  • You have a pump and pump chamber between the tank and the leaching bed. If the pump has failed, the water will not get away. Normally there is an alarm system to indicate when the water level in the pump chamber is too high to let you know that the pump has failed (assuming it was installed correctly and is still working properly). In these cases where the pump has failed – check to make sure that the pump has power first, it could be just that the breaker/fuse has tripped (including the GFI, the plug that the pump plugs into) and needs to be reset. If power is not the issue, you will most likely need a plumber to replace the pump (and depending on the setup, may need to have the tanks pumped for the plumber to be able to access the pump).

Last but not least, if the above situations do not apply, it is not good news. It means that the leaching bed is experiencing a problem.

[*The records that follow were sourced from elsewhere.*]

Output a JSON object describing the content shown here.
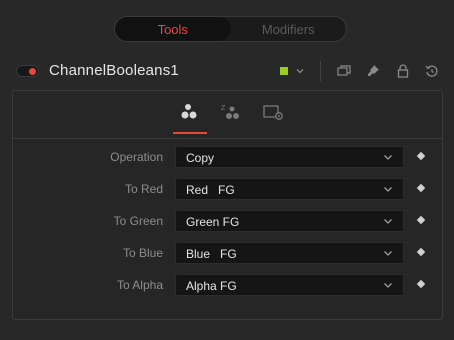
{
  "top_switch": {
    "tools_label": "Tools",
    "modifiers_label": "Modifiers"
  },
  "header": {
    "tool_name": "ChannelBooleans1",
    "swatch_color": "#9acd23",
    "icons": [
      "color-dropdown-icon",
      "window-icon",
      "pin-icon",
      "lock-icon",
      "reset-icon"
    ]
  },
  "tabs": [
    "channels-tab",
    "z-channels-tab",
    "settings-tab"
  ],
  "rows": [
    {
      "label": "Operation",
      "value": "Copy"
    },
    {
      "label": "To Red",
      "value": "Red   FG"
    },
    {
      "label": "To Green",
      "value": "Green FG"
    },
    {
      "label": "To Blue",
      "value": "Blue   FG"
    },
    {
      "label": "To Alpha",
      "value": "Alpha FG"
    }
  ],
  "colors": {
    "accent": "#e8483c",
    "swatch": "#9acd23"
  }
}
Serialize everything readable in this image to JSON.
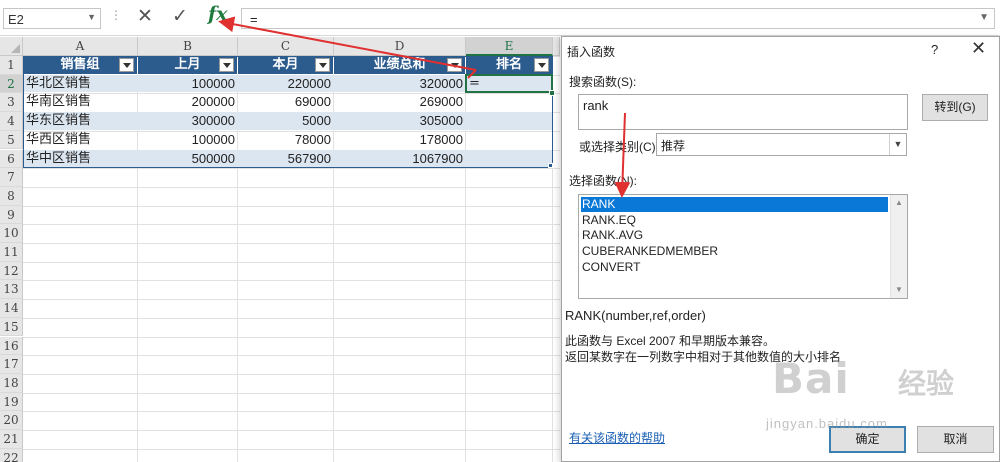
{
  "formula_bar": {
    "name_box": "E2",
    "dots": "⋮",
    "cancel_glyph": "✕",
    "enter_glyph": "✓",
    "fx_label": "fx",
    "formula": "="
  },
  "sheet": {
    "columns": [
      "A",
      "B",
      "C",
      "D",
      "E"
    ],
    "row_numbers": [
      "1",
      "2",
      "3",
      "4",
      "5",
      "6",
      "7",
      "8",
      "9",
      "10",
      "11",
      "12",
      "13",
      "14",
      "15",
      "16",
      "17",
      "18",
      "19",
      "20",
      "21",
      "22"
    ],
    "headers": [
      "销售组",
      "上月",
      "本月",
      "业绩总和",
      "排名"
    ],
    "rows": [
      [
        "华北区销售",
        "100000",
        "220000",
        "320000",
        "="
      ],
      [
        "华南区销售",
        "200000",
        "69000",
        "269000",
        ""
      ],
      [
        "华东区销售",
        "300000",
        "5000",
        "305000",
        ""
      ],
      [
        "华西区销售",
        "100000",
        "78000",
        "178000",
        ""
      ],
      [
        "华中区销售",
        "500000",
        "567900",
        "1067900",
        ""
      ]
    ],
    "selected_cell": "E2",
    "colors": {
      "header_fill": "#2c5b8d",
      "band_fill": "#dce6f1",
      "selection": "#217346"
    }
  },
  "dialog": {
    "title": "插入函数",
    "help_glyph": "?",
    "close_glyph": "✕",
    "search_label": "搜索函数(S):",
    "search_value": "rank",
    "go_button": "转到(G)",
    "category_label": "或选择类别(C):",
    "category_value": "推荐",
    "function_list_label": "选择函数(N):",
    "functions": [
      "RANK",
      "RANK.EQ",
      "RANK.AVG",
      "CUBERANKEDMEMBER",
      "CONVERT"
    ],
    "selected_function": "RANK",
    "signature": "RANK(number,ref,order)",
    "description_1": "此函数与 Excel 2007 和早期版本兼容。",
    "description_2": "返回某数字在一列数字中相对于其他数值的大小排名",
    "help_link": "有关该函数的帮助",
    "ok_button": "确定",
    "cancel_button": "取消",
    "colors": {
      "selected_item": "#0a78d7",
      "link": "#1a5fb4"
    }
  },
  "watermark": {
    "brand": "Bai",
    "brand_cn": "经验",
    "url": "jingyan.baidu.com"
  },
  "annotation_color": "#e03030"
}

  1. It could be that the leaching bed is simply done and needs replacing (this means contacting a licensed septic installer).
  2. It could also mean that the groundwater or ground saturation is causing problems with the leaching bed and not allowing water to exit (in the worst case, it may actually be draining into your septic tank – for example when there is a flood).
  3. Finally, it could be that your leaching bed has frozen. If these last few cases occur, it means that your septic tank is now a holding tank until the problems can be resolved (it may drain slower than before or not at all until the problem is rectified).

My filter is plugged or needs cleaning

If your filter has become plugged or is in need of cleaning, it is possible to do so yourself and is fairly straightforward.

You will want to wear waterproof gloves and will need a garden hose which is connected to a water supply. Filters generally have a handle on the top of them, and either pull straight up without much effort, or may need to be turned to unlock; you can then pull straight up.

Once you have the filter out of its holder, place it on the lawn and use the garden hose to rinse it off. If there are a lot of solids on the filter you can gently tap it against the side of the tank (the access to the septic tank) to try to dislodge the solids back into the septic.

Once the filter is clean, check the top of the filter to see if there is an arrow indicating the direction which it should point (normally arrows point to the septic bed, and not back into the tank). Place the filter back into its holder the same way you removed it (either push straight down, or with a twist at the end to lock it depending on the type you have).

One note of caution: Do not put your head or face into the septic tank, there could be gases in the tank which you do not want to breathe in. Always keep your head above the level of the lid on the tank. Also do not smoke or have open flames while working around the lid of the septic tank, as some of the gases may be combustible.

I have a broken lid!

Unfortunately this does happen and can be fixed.

Septic tanks can produce sulphuric acid which eats the cement above the waste water level of the tank, and tends to affect the lid above the outlet to the leaching bed the most.

From the top of the lid you will not be able to tell, but the lid will be weaker and often breaks (or cracks) when removing it from the tank.

If it’s an old style lid (buried), there are not a lot of manufacturers still making them, but we can point you to those who do. We sometimes have used lids that we have saved from tanks that have been replaced and if the size is correct can provide it to you for a small cost.

If you are unable to get a replacement lid in the same style that you currently have, risers can be installed instead, bringing the lids to the surface (no more digging needed when pumping). This is the more expensive option, but tends to save you time in the future.

SOLUTION: If you’re unsure what to do, just give us a call: 613-257-3164

Water is pooling outside / smell of sewage

Something else which is to be taken seriously and handled immediately is the smell of sewage or waste water pooling on top of the ground or in surface waters.

These are signs that your system is not working correctly and needs immediate corrective action.

SOLUTION: Just give us a call: 613-257-3164